THEATER José Sarria is many things: performer, activist, trailblazer, legend, Latino, diva, tenor … So just how many José Sarrias are there? In the latest meta-theatrical reclamation-and-floorshow from playwright-director John Fisher (Medea: The Musical, Combat; Ishi: The Last of the Yahi) you’ll meet several but get no strict count. That’s part of the point and much of the charm in SexRev: The José Sarria Experience, a production of Theatre Rhinoceros, currently ensconced in residency at queer performance incubator Mama Calizo’s Voice Factory.

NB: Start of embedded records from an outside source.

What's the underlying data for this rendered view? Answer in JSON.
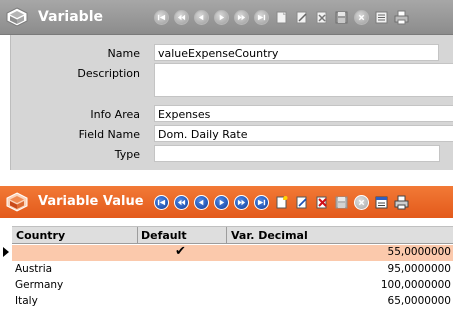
{
  "variable": {
    "title": "Variable",
    "fields": [
      {
        "label": "Name",
        "value": "valueExpenseCountry"
      },
      {
        "label": "Description",
        "value": ""
      },
      {
        "label": "Info Area",
        "value": "Expenses"
      },
      {
        "label": "Field Name",
        "value": "Dom. Daily Rate"
      },
      {
        "label": "Type",
        "value": ""
      }
    ]
  },
  "variable_value": {
    "title": "Variable Value",
    "columns": [
      "Country",
      "Default",
      "Var. Decimal"
    ],
    "rows": [
      {
        "country": "",
        "default": "✔",
        "decimal": "55,0000000",
        "selected": true
      },
      {
        "country": "Austria",
        "default": "",
        "decimal": "95,0000000",
        "selected": false
      },
      {
        "country": "Germany",
        "default": "",
        "decimal": "100,0000000",
        "selected": false
      },
      {
        "country": "Italy",
        "default": "",
        "decimal": "65,0000000",
        "selected": false
      }
    ]
  },
  "icons": {
    "nav": [
      "first-icon",
      "previous-icon",
      "back-icon",
      "next-icon",
      "forward-icon",
      "last-icon"
    ],
    "actions": [
      "new-icon",
      "edit-icon",
      "delete-icon",
      "save-icon",
      "cancel-icon",
      "list-icon",
      "print-icon"
    ]
  },
  "colors": {
    "accent_orange": "#e8621f",
    "header_gray": "#9a9a9a",
    "selected_row": "#fbc9ac"
  }
}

First, there’s the Sarria of memory, in the mind of our ingenuous, ebullient narrator (Donald Currie), a gay man in middle age reminiscing about his precocious sexual awakening via “the Nightingale of Montgomery Street” in a certain storied postwar/Beat-era bar known as the Black Cat Café. At one point in this fourth-wall–smashing show, staged in the round as the invitingly sleazy Black Cat itself, audience members are invited to share their own first-hand impressions of the pioneering San Francisco drag performer and gay rights activist.
Then there are the Sarrias we meet on stage, played to the hilt by Tom Orr and Michael Vega. Each actor is responsible for an aspect of the Sarria “experience,” but in the insouciant critical consciousness of Fisher’s play, that doesn’t necessarily mean it will go unchallenged. “But José Sarria was brown!” shouts a “heckler” at Orr. “You’re not brown.” The contradiction and ensuing kerfuffle provide Fisher and the audience one way into the continuing political relevance and volatility of his subject matter, of course, and some productive laughs come out of it too. Add to this the real possibility of the “real” José Sarria showing up in the audience one night, and you get a sense of the tangled politics of art, and art of politics.
Frenetically staged, often very funny, endlessly self-referential, and indeed — as one character doesn’t hesitate to complain — a bit long, “SexRev” moves fitfully back and forth across the last several decades of San Francisco queer life and politics. But as a history lesson, a widening of horizons, and a spur to political vigilance on behalf of freedom for everyone, it’s a hell of a lively night out.